§ **Work instructions**
An exact retyping of all lines below is the answer; pictures do not belong in it.

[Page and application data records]
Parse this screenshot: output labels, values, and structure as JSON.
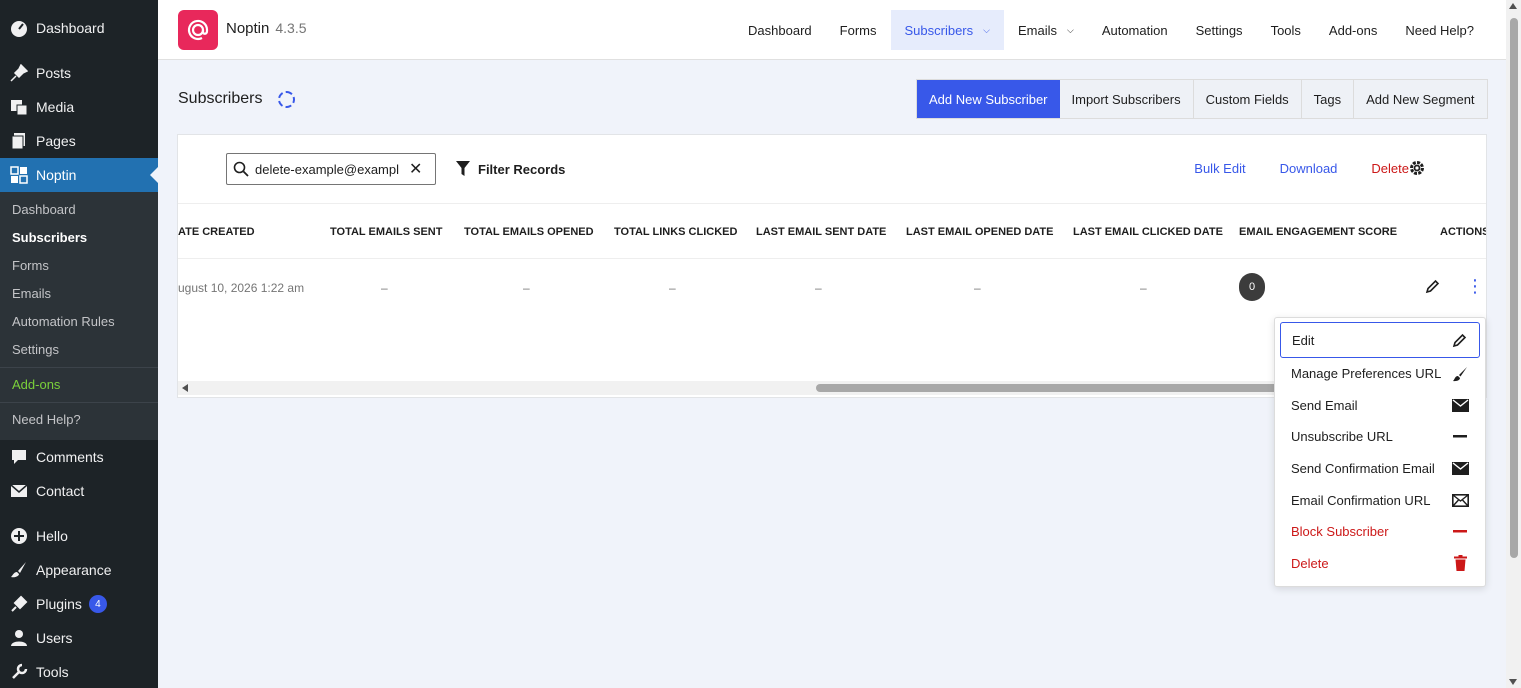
{
  "sidebar": {
    "top_items": [
      {
        "label": "Dashboard",
        "icon": "dashboard-icon"
      },
      {
        "label": "Posts",
        "icon": "pin-icon"
      },
      {
        "label": "Media",
        "icon": "media-icon"
      },
      {
        "label": "Pages",
        "icon": "pages-icon"
      },
      {
        "label": "Noptin",
        "icon": "noptin-icon"
      }
    ],
    "sub_items": [
      "Dashboard",
      "Subscribers",
      "Forms",
      "Emails",
      "Automation Rules",
      "Settings"
    ],
    "addons_label": "Add-ons",
    "help_label": "Need Help?",
    "bottom_items": [
      {
        "label": "Comments",
        "icon": "comment-icon"
      },
      {
        "label": "Contact",
        "icon": "mail-icon"
      },
      {
        "label": "Hello",
        "icon": "plus-circle-icon"
      },
      {
        "label": "Appearance",
        "icon": "brush-icon"
      },
      {
        "label": "Plugins",
        "icon": "plug-icon"
      },
      {
        "label": "Users",
        "icon": "user-icon"
      },
      {
        "label": "Tools",
        "icon": "wrench-icon"
      }
    ],
    "plugins_badge": "4"
  },
  "topbar": {
    "brand": "Noptin",
    "version": "4.3.5",
    "nav": [
      "Dashboard",
      "Forms",
      "Subscribers",
      "Emails",
      "Automation",
      "Settings",
      "Tools",
      "Add-ons",
      "Need Help?"
    ]
  },
  "header": {
    "title": "Subscribers",
    "buttons": [
      "Add New Subscriber",
      "Import Subscribers",
      "Custom Fields",
      "Tags",
      "Add New Segment"
    ]
  },
  "toolbar": {
    "search_value": "delete-example@exampl",
    "filter_label": "Filter Records",
    "bulk_edit": "Bulk Edit",
    "download": "Download",
    "delete": "Delete"
  },
  "table": {
    "columns": [
      "ATE CREATED",
      "TOTAL EMAILS SENT",
      "TOTAL EMAILS OPENED",
      "TOTAL LINKS CLICKED",
      "LAST EMAIL SENT DATE",
      "LAST EMAIL OPENED DATE",
      "LAST EMAIL CLICKED DATE",
      "EMAIL ENGAGEMENT SCORE",
      "ACTIONS"
    ],
    "row": {
      "date_created": "ugust 10, 2026 1:22 am",
      "emails_sent": "–",
      "emails_opened": "–",
      "links_clicked": "–",
      "last_sent": "–",
      "last_opened": "–",
      "last_clicked": "–",
      "score": "0"
    }
  },
  "menu": {
    "items": [
      {
        "label": "Edit",
        "icon": "pencil-icon"
      },
      {
        "label": "Manage Preferences URL",
        "icon": "brush-icon"
      },
      {
        "label": "Send Email",
        "icon": "envelope-icon"
      },
      {
        "label": "Unsubscribe URL",
        "icon": "minus-icon"
      },
      {
        "label": "Send Confirmation Email",
        "icon": "envelope-icon"
      },
      {
        "label": "Email Confirmation URL",
        "icon": "envelope-outline-icon"
      },
      {
        "label": "Block Subscriber",
        "icon": "minus-icon"
      },
      {
        "label": "Delete",
        "icon": "trash-icon"
      }
    ]
  },
  "colors": {
    "accent": "#3858e9",
    "danger": "#cc1818",
    "sidebar_bg": "#1d2327",
    "sidebar_active": "#2271b1",
    "brand": "#e8285b",
    "addons_green": "#7ad03a"
  }
}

§ **Output for this exercise**
Parse this screenshot: output labels, values, and structure as JSON.
{
  "sidebar": {
    "top_items": [
      {
        "label": "Dashboard",
        "icon": "dashboard-icon"
      },
      {
        "label": "Posts",
        "icon": "pin-icon"
      },
      {
        "label": "Media",
        "icon": "media-icon"
      },
      {
        "label": "Pages",
        "icon": "pages-icon"
      },
      {
        "label": "Noptin",
        "icon": "noptin-icon"
      }
    ],
    "sub_items": [
      "Dashboard",
      "Subscribers",
      "Forms",
      "Emails",
      "Automation Rules",
      "Settings"
    ],
    "addons_label": "Add-ons",
    "help_label": "Need Help?",
    "bottom_items": [
      {
        "label": "Comments",
        "icon": "comment-icon"
      },
      {
        "label": "Contact",
        "icon": "mail-icon"
      },
      {
        "label": "Hello",
        "icon": "plus-circle-icon"
      },
      {
        "label": "Appearance",
        "icon": "brush-icon"
      },
      {
        "label": "Plugins",
        "icon": "plug-icon"
      },
      {
        "label": "Users",
        "icon": "user-icon"
      },
      {
        "label": "Tools",
        "icon": "wrench-icon"
      }
    ],
    "plugins_badge": "4"
  },
  "topbar": {
    "brand": "Noptin",
    "version": "4.3.5",
    "nav": [
      "Dashboard",
      "Forms",
      "Subscribers",
      "Emails",
      "Automation",
      "Settings",
      "Tools",
      "Add-ons",
      "Need Help?"
    ]
  },
  "header": {
    "title": "Subscribers",
    "buttons": [
      "Add New Subscriber",
      "Import Subscribers",
      "Custom Fields",
      "Tags",
      "Add New Segment"
    ]
  },
  "toolbar": {
    "search_value": "delete-example@exampl",
    "filter_label": "Filter Records",
    "bulk_edit": "Bulk Edit",
    "download": "Download",
    "delete": "Delete"
  },
  "table": {
    "columns": [
      "ATE CREATED",
      "TOTAL EMAILS SENT",
      "TOTAL EMAILS OPENED",
      "TOTAL LINKS CLICKED",
      "LAST EMAIL SENT DATE",
      "LAST EMAIL OPENED DATE",
      "LAST EMAIL CLICKED DATE",
      "EMAIL ENGAGEMENT SCORE",
      "ACTIONS"
    ],
    "row": {
      "date_created": "ugust 10, 2026 1:22 am",
      "emails_sent": "–",
      "emails_opened": "–",
      "links_clicked": "–",
      "last_sent": "–",
      "last_opened": "–",
      "last_clicked": "–",
      "score": "0"
    }
  },
  "menu": {
    "items": [
      {
        "label": "Edit",
        "icon": "pencil-icon"
      },
      {
        "label": "Manage Preferences URL",
        "icon": "brush-icon"
      },
      {
        "label": "Send Email",
        "icon": "envelope-icon"
      },
      {
        "label": "Unsubscribe URL",
        "icon": "minus-icon"
      },
      {
        "label": "Send Confirmation Email",
        "icon": "envelope-icon"
      },
      {
        "label": "Email Confirmation URL",
        "icon": "envelope-outline-icon"
      },
      {
        "label": "Block Subscriber",
        "icon": "minus-icon"
      },
      {
        "label": "Delete",
        "icon": "trash-icon"
      }
    ]
  },
  "colors": {
    "accent": "#3858e9",
    "danger": "#cc1818",
    "sidebar_bg": "#1d2327",
    "sidebar_active": "#2271b1",
    "brand": "#e8285b",
    "addons_green": "#7ad03a"
  }
}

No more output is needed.